The rings appear as circles around Circinus X-1, a double star system in the plane of our galaxy containing a neutron star, the dense remnant of a massive star pulverized in a supernova explosion. The neutron star is in orbit with another massive star, and is shrouded by thick clouds of interstellar gas and dust. Circinus X-1 is also the source of a surprisingly powerful jet of high-energy particles.

 

“It’s really hard to get accurate distance measurements in astronomy and we only have a handful of methods,” said Sebastian Heinz of the University of Wisconsin in Madison, who led the study. “But just as bats use sonar to triangulate their location, we can use the X-rays from Circinus X-1 to figure out exactly where it is.”

 

The light echo shows that Circinus X-1 is located about 30,700 light years from Earth, and settles the difference in results published in prior studies. The detection and characterization of the rings required the unique capabilities of Chandra — the ability to detect fine details combined with sensitivity to faint signals.

 

Researchers determined that the rings are echoes from a burst of X-rays emitted by Circinus X-1 in late 2013. The burst reflected off intervening clouds of dust, with some reflected X-rays arriving to Earth from different angles at a time delay of about one to three months, creating the observed rings.

 

By comparing the Chandra data to prior images of dust clouds detected by the Mopra radio telescope in Australia, the researchers determined that each ring was created by the X-ray reflections off a different dust cloud. The radio data provides the distance to the different clouds and the X-ray echo determines the location of Circinus X-1 relative to the clouds.
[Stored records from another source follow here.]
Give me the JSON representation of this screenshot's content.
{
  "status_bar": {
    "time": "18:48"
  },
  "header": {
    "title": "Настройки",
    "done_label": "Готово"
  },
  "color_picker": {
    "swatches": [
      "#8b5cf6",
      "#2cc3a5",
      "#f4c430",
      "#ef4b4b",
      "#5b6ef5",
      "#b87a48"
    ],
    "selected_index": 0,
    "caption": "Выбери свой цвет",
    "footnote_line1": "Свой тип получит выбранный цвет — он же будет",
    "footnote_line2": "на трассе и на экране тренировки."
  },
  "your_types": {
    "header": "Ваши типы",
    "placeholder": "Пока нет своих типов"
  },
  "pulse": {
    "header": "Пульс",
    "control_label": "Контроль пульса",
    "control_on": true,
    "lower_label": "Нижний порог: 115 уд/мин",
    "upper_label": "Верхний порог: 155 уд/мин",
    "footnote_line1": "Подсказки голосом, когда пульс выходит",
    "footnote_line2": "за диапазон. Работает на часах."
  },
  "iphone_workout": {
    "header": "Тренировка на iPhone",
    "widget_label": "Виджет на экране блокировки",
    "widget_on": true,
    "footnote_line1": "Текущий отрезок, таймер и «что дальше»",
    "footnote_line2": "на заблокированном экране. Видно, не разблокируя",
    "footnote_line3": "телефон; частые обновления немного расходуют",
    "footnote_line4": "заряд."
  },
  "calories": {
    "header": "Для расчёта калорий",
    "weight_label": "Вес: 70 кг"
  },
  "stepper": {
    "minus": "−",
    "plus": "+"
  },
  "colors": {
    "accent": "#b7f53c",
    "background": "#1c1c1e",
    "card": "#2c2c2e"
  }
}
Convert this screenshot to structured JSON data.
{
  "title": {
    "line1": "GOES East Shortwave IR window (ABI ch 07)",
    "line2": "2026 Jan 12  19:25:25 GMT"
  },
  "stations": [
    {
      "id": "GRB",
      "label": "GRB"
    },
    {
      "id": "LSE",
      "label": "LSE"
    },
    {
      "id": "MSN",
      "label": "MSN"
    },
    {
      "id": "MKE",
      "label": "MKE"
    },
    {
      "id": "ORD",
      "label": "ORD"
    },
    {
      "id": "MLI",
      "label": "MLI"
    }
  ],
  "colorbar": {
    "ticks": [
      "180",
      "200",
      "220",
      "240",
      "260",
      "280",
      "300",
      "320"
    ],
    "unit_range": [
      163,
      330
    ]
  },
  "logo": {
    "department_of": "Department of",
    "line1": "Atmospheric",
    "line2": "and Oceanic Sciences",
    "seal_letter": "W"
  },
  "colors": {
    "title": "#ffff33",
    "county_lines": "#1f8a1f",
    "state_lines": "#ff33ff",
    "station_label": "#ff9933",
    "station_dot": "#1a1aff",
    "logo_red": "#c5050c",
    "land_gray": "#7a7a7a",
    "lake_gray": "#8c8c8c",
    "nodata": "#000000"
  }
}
An analysis of the rings with the combined radio data allows researchers to use simple geometry to accurately determine the distance of Circinus X-1 from Earth.

 

“We like to call this system the ‘Lord of the Rings,’ but this one has nothing to do with Sauron,” said co-author Michael Burton of the University of New South Wales in Sydney, Australia. “The beautiful match between the Chandra X-ray rings and the Mopra radio images of the different clouds is really a first in astronomy.”

 

This new distance estimate means that Circinus X-1 is inherently much brighter in X-rays and other types of light than some scientists previously thought, and indicates that the star system has repeatedly passed a key threshold for brightness where the outward pressure from radiation by the system is balanced by the inward pull of gravity. This behavior is something astronomers generally see more often in systems containing black holes than in systems like Circinus X-1 that contain a neutron star.

 

The researchers also determined that the speed of the jet of high-energy particles produced by the system is at least 99.9% of the speed of light. This extreme velocity is usually associated with jets produced by a black hole.

 

“Circinus X-1 acts in some ways like a neutron star and in some like a black hole,” said co-author Catherine Braiding, also of the University of New South Wales. “It’s extremely unusual to find an object that has such a blend of these properties.”

 

Circinus X-1 is thought to have originally become an X-ray source about 2,500 years ago, as seen from Earth. This makes Circinus X-1 the youngest so-called X-ray binary known. The new Chandra data allows astronomers to make a detailed three-dimensional map of the dust clouds between Circinus X-1 and us, providing a valuable probe of the structure of the galaxy.

 

These results have been published in The Astrophysical Journal and are available online. NASA’s Marshall Space Flight Center in Huntsville, Alabama, manages the Chandra program for the agency’s Science Mission Directorate in Washington. The Smithsonian Astrophysical Observatory in Cambridge, Massachusetts, controls Chandra’s science and flight operations.

 

Credit: NASA